Proyecto H presents “Light and Memory” a collective exhibition with artist Pablo Armesto (Schaffhausen, Switzerland, 1970), José Manuel Ballester (Madrid, 1960), and Juan Garaizabal (Madrid, 1971). The exhibition brings together sculptural and photographic work that accounts for certain elements shared by the artists, such as the play of light and shadow in Pablo’s sculptures, the characters or subjects in José Manuel’s photographs, and the filling in the sculptural structures of Juan. Thus, they prioritize the light that radiates from their works, giving rise to a poetics of memory.
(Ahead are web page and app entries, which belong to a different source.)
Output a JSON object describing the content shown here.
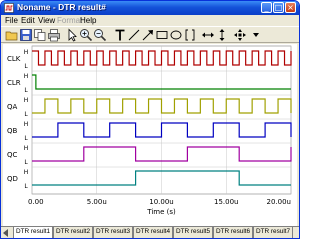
{
  "window": {
    "title": "Noname - DTR result#"
  },
  "titlebar_buttons": {
    "minimize": "_",
    "maximize": "□",
    "close": "×"
  },
  "menu": [
    {
      "label": "File",
      "enabled": true
    },
    {
      "label": "Edit",
      "enabled": true
    },
    {
      "label": "View",
      "enabled": true
    },
    {
      "label": "Format",
      "enabled": false
    },
    {
      "label": "Help",
      "enabled": true
    }
  ],
  "toolbar": {
    "icons": [
      "open-icon",
      "save-icon",
      "copy-icon",
      "print-icon",
      "pointer-icon",
      "zoom-in-icon",
      "zoom-out-icon",
      "text-icon",
      "line-icon",
      "arrow-icon",
      "rectangle-icon",
      "ellipse-icon",
      "bracket-icon",
      "horizontal-cursor-icon",
      "vertical-cursor-icon",
      "move-icon",
      "dropdown-icon"
    ]
  },
  "colors": {
    "CLK": "#b00000",
    "CLR": "#008000",
    "QA": "#a0a000",
    "QB": "#0000c0",
    "QC": "#a000a0",
    "QD": "#008080",
    "grid": "#c8c8c8"
  },
  "chart_data": {
    "type": "line",
    "xlabel": "Time (s)",
    "xlim": [
      0,
      20
    ],
    "x_ticks": [
      "0.00",
      "5.00u",
      "10.00u",
      "15.00u",
      "20.00u"
    ],
    "level_labels": {
      "high": "H",
      "low": "L"
    },
    "signals": [
      {
        "name": "CLK",
        "edges": [
          0.5,
          1,
          1.5,
          2,
          2.5,
          3,
          3.5,
          4,
          4.5,
          5,
          5.5,
          6,
          6.5,
          7,
          7.5,
          8,
          8.5,
          9,
          9.5,
          10,
          10.5,
          11,
          11.5,
          12,
          12.5,
          13,
          13.5,
          14,
          14.5,
          15,
          15.5,
          16,
          16.5,
          17,
          17.5,
          18,
          18.5,
          19,
          19.5,
          20
        ],
        "start": 1
      },
      {
        "name": "CLR",
        "edges": [
          0.3
        ],
        "start": 1
      },
      {
        "name": "QA",
        "edges": [
          1,
          2,
          3,
          4,
          5,
          6,
          7,
          8,
          9,
          10,
          11,
          12,
          13,
          14,
          15,
          16,
          17,
          18,
          19,
          20
        ],
        "start": 0
      },
      {
        "name": "QB",
        "edges": [
          2,
          4,
          6,
          8,
          10,
          12,
          14,
          16,
          18,
          20
        ],
        "start": 0
      },
      {
        "name": "QC",
        "edges": [
          4,
          8,
          12,
          16,
          20
        ],
        "start": 0
      },
      {
        "name": "QD",
        "edges": [
          8,
          16
        ],
        "start": 0
      }
    ]
  },
  "tabs": [
    {
      "label": "DTR result1",
      "active": true
    },
    {
      "label": "DTR result2",
      "active": false
    },
    {
      "label": "DTR result3",
      "active": false
    },
    {
      "label": "DTR result4",
      "active": false
    },
    {
      "label": "DTR result5",
      "active": false
    },
    {
      "label": "DTR result6",
      "active": false
    },
    {
      "label": "DTR result7",
      "active": false
    }
  ]
}
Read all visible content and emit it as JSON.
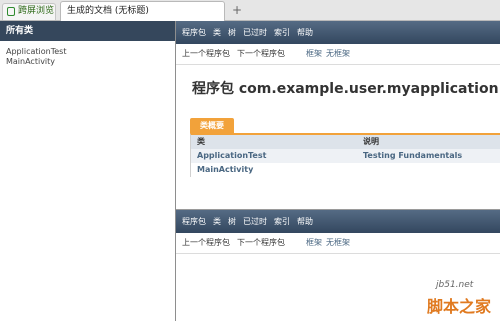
{
  "tabs": {
    "first_label": "跨屏浏览",
    "second_label": "生成的文档 (无标题)",
    "new_tab": "+"
  },
  "left": {
    "header": "所有类",
    "classes": [
      "ApplicationTest",
      "MainActivity"
    ]
  },
  "nav": {
    "items": [
      "程序包",
      "类",
      "树",
      "已过时",
      "索引",
      "帮助"
    ],
    "prev_pkg": "上一个程序包",
    "next_pkg": "下一个程序包",
    "frames": "框架",
    "no_frames": "无框架"
  },
  "main": {
    "title": "程序包 com.example.user.myapplication",
    "summary_tab": "类概要",
    "table": {
      "headers": [
        "类",
        "说明"
      ],
      "rows": [
        {
          "cls": "ApplicationTest",
          "desc": "Testing Fundamentals"
        },
        {
          "cls": "MainActivity",
          "desc": ""
        }
      ]
    }
  },
  "watermark": {
    "site": "jb51.net",
    "brand": "脚本之家"
  }
}
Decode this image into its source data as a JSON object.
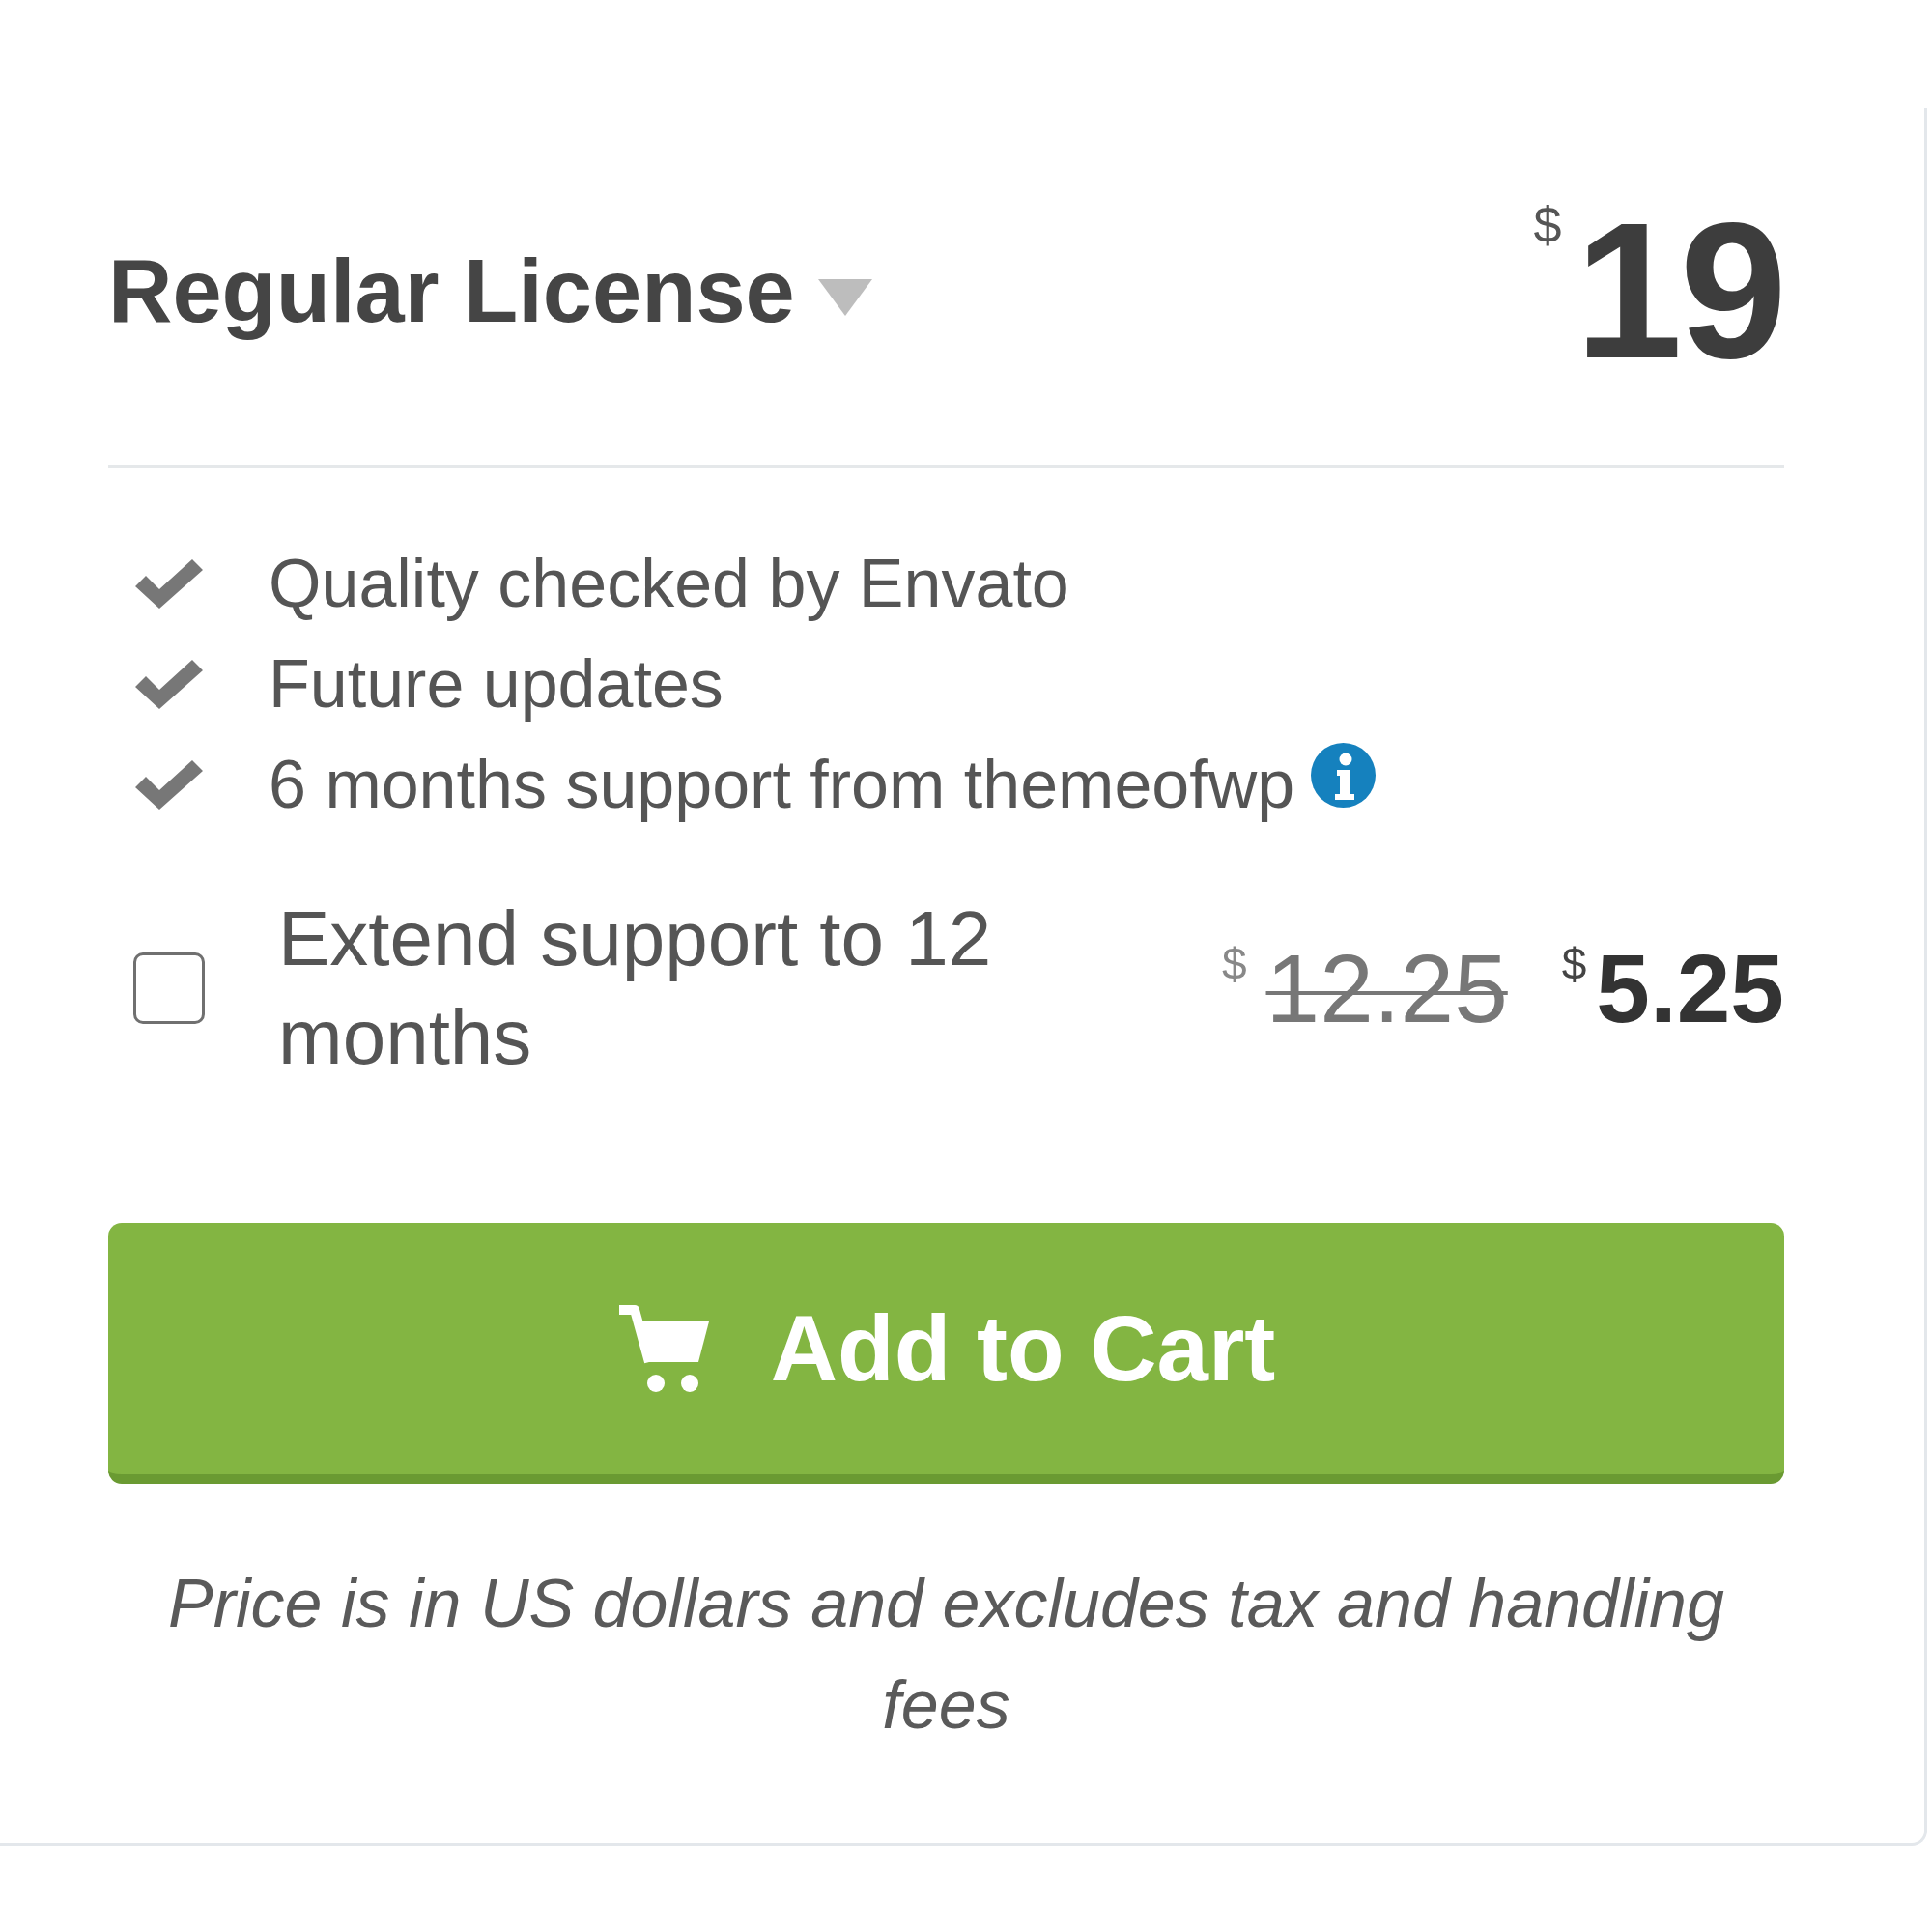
{
  "license": {
    "name": "Regular License",
    "currency": "$",
    "price": "19"
  },
  "features": [
    {
      "text": "Quality checked by Envato",
      "info": false
    },
    {
      "text": "Future updates",
      "info": false
    },
    {
      "text": "6 months support from themeofwp",
      "info": true
    }
  ],
  "extend_support": {
    "checked": false,
    "label": "Extend support to 12 months",
    "old_price": {
      "currency": "$",
      "amount": "12.25"
    },
    "price": {
      "currency": "$",
      "amount": "5.25"
    }
  },
  "add_to_cart": {
    "label": "Add to Cart"
  },
  "note": "Price is in US dollars and excludes tax and handling fees"
}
Pablo, who experiments with neons, LEDs, and fiber optics, explores the various possibilities that light, its absence, its shadow, and the reproduction of fractals offer as matter. In this way, technology, biology, nature, geometry, and memory intersect in contemporary work. It is thanks to light and its antonym, those geometric figures emerge from the optical fiber to be remembered at a specific moment in which the artist has decided to freeze them.
On the other hand, for a photographer like José Manuel Ballester, light is the main element with which he works. Through the traces that he captures, his camera leaves a record of the remains of the memory of what happened in a specific architectural space; on which we can observe what the subject has left behind, what he did. Ballester encapsulates monumental architectural spaces in isolation, once manipulated to be built and twice manipulated to be captured in his images (digitally), and allows us to rethink the subject or viewer.
Finally, Juan Garaizabal is a versatile inventor, is recognized for his monumental public sculptures: urban memories. For him, the trip has a special character, since it establishes a relationship with the buildings and monuments so that it is possible for him to bring back his historical memory, that which is no longer materially visible until his work comes into play. Recreating structures and illuminating them, he recovers what was lost long ago, reestablishing what, in the words of Barbara Rose, “can now only exist in a fragment of historical memory.” In the same fragmentary sense, Juan’s sculptures invite the viewer to complete the forms of the structures, so that his objective is to integrate the empty spaces and integrate himself with what is absent.
The collective brings together an artistic work whose relationship with space is framed by light, which, because it does not have a defined limit, allows it to be explored from different angles, thus evoking memory. A collective without margins.